Chapter 9:04 initially came into the Statute Law of this country as Ordinance 10 of 1845 and the date it came into operation was 10 June 1891.  It was part of the laws of the Cape Colony which were adopted as the initial statutory law in this country.  The only amendment that has been made to Ordinance 10 of 1845 was effected by Act 12 of 1969.

In the 1939 Revised Edition of the Statute Law of Southern Rhodesia, Ordinance 10 of 1845 appeared as the Concealment of Birth Act [Chapter 32].  Section 2 thereof read as follows -

“2.  Any woman who is delivered of a child shall be deemed to be guilty of concealing the birth of her child, if she by secret burial or other disposal of the dead body of the said child endeavours to conceal the birth thereof, and shall be liable to imprisonment for a period not exceeding five years.”

 

In the 1963 Revised Edition of the Statute Laws of Rhodesia, Ordinance 10 of 1845 appeared as Chapter 29.  Section 2 of Chapter 29 of 1963 was identical to s 2 of the Chapter 32 of 1939.

The Criminal Law Amendment Act, 1969 (No. 12 of 1969) amended s 2 of Chapter 29 of 1963 by deleting the word “dead” and that is why, when the Revised Edition of the Laws was produced in 1974, the Concealment of Birth Act [Chapter 57] was identical in wording to the present Chapter 9:04.
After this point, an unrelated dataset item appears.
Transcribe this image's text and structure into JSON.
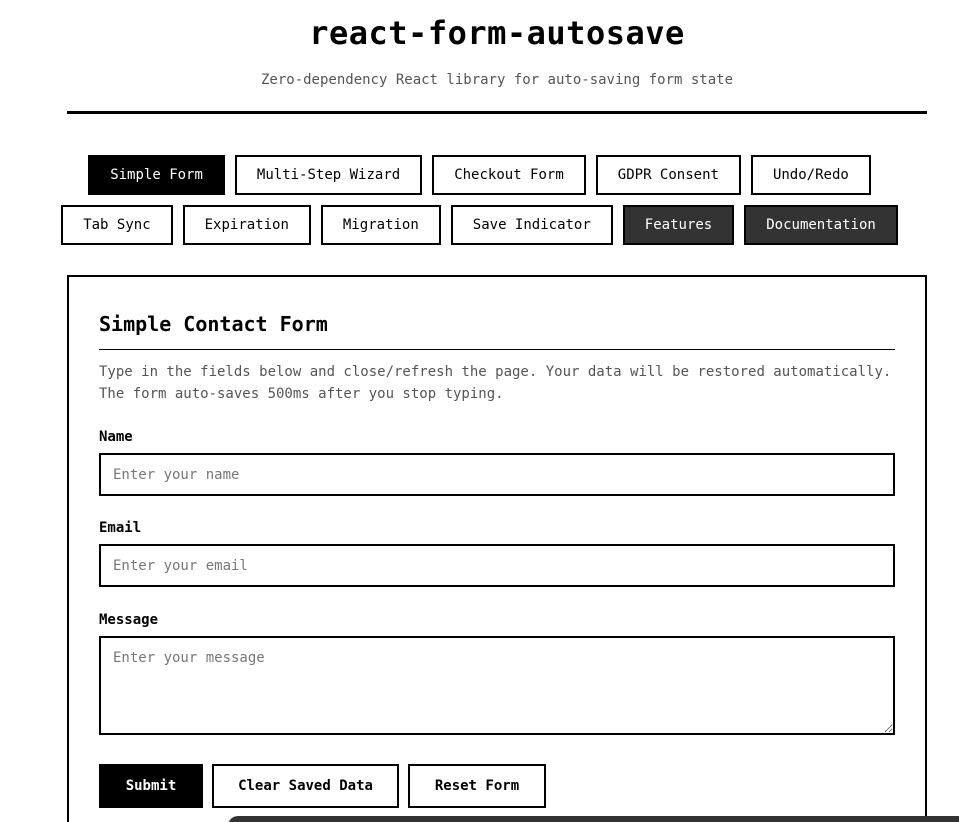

The amendment made by Act No. 12 of 1969 shows a clear intention to extend the ambit of the offence originally created by Ordinance 10 of 1845. Whereas it originally covered cases where a dead body was disposed of, since 1969 the offence is committed whether the body disposed of was dead or alive at the time of disposal.  One can see the reason for the amendment.  When the offence covered only the disposal of dead bodies, it meant that the State would have to establish that at the time the body was disposed of the baby was in fact dead.  If the baby was alive at the time of the disposal but died thereafter, the woman would not have been guilty of the offence.  The effect of the amendment is that if the woman disposes of the body in an endeavour to conceal the birth, whether the baby is dead or alive at the time, she has committed the offence.  It would be illogical to hold that the woman is not guilty if the baby survives, but if it does not then she is guilty.

 For the reasons set out above, I consider that the charge preferred against the accused was proper and that her conviction is in order.  On the other hand, a charge of attempting to contravene s 2 of the Infanticide Act [Chapter 9:12] or of contravening s 7(e) of the Children’s Protection and Adoption Act [Chapter 9:04] would have been equally competent.

GILLESPIE J, in S v Chingodya 1996 (1) ZLR 521 (H), set out what he considered to be the relevant factors to be taken into account in determining an appropriate sentence where a woman is convicted of contravening s 2 of Chapter 9:04.  The sentence imposed complies with the views expressed by GILLESPIE J.

 

The conviction and sentence are confirmed.